**Given records**:
>>
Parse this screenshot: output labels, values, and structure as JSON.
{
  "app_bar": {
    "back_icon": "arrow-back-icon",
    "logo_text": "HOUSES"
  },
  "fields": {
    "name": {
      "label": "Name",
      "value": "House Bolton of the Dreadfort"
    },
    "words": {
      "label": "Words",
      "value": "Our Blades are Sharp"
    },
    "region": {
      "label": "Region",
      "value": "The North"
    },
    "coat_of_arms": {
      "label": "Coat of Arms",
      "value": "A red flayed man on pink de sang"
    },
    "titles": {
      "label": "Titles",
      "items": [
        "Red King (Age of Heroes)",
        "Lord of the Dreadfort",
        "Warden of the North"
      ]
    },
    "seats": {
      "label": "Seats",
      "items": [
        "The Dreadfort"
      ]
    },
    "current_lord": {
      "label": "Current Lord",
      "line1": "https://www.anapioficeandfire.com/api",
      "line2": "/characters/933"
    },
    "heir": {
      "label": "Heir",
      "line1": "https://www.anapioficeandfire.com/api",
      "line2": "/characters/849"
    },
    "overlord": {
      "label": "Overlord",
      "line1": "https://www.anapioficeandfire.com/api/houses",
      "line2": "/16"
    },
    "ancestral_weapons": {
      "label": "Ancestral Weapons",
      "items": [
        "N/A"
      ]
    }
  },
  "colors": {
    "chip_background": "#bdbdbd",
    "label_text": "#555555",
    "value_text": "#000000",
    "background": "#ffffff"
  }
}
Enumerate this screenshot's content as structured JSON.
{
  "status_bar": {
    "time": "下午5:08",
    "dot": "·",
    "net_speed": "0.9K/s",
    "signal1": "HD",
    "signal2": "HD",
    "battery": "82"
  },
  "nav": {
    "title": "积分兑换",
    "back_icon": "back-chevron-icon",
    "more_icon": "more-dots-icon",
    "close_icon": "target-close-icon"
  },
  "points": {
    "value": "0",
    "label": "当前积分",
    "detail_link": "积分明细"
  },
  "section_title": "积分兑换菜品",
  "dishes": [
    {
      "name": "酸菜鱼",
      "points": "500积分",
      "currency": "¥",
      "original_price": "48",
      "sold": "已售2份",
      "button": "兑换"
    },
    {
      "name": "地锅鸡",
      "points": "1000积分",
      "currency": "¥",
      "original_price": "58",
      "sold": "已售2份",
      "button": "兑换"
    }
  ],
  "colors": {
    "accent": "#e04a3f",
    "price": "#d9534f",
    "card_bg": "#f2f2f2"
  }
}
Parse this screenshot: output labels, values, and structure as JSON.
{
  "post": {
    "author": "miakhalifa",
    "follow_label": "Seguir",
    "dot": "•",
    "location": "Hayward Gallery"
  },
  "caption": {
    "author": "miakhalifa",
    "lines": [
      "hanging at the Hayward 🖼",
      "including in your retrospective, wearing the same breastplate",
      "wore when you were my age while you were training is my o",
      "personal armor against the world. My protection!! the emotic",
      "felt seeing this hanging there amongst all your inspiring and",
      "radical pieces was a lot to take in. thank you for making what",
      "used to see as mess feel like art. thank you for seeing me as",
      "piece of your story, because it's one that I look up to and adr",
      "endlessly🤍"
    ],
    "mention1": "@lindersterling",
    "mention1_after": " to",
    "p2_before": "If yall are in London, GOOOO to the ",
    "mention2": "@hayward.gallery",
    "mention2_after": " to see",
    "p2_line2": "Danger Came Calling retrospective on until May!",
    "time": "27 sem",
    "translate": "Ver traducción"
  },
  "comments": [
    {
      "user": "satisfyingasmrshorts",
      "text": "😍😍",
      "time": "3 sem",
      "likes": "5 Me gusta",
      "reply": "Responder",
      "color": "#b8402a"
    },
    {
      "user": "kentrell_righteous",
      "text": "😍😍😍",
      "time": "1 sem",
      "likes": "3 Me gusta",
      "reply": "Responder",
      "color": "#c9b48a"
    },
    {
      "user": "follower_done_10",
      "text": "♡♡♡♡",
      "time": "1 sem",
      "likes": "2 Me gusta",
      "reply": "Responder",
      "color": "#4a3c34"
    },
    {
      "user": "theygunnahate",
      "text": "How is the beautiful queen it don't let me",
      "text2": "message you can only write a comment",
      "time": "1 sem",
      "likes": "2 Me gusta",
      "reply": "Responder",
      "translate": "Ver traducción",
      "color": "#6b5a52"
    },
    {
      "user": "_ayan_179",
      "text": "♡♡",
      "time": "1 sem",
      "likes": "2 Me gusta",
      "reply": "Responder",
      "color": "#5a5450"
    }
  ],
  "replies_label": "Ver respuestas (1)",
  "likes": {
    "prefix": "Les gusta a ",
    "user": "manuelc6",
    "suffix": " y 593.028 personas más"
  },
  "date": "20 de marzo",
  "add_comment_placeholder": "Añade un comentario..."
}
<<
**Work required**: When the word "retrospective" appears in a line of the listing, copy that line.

**Exercise result**:
      "including in your retrospective, wearing the same breastplate",
    "p2_line2": "Danger Came Calling retrospective on until May!",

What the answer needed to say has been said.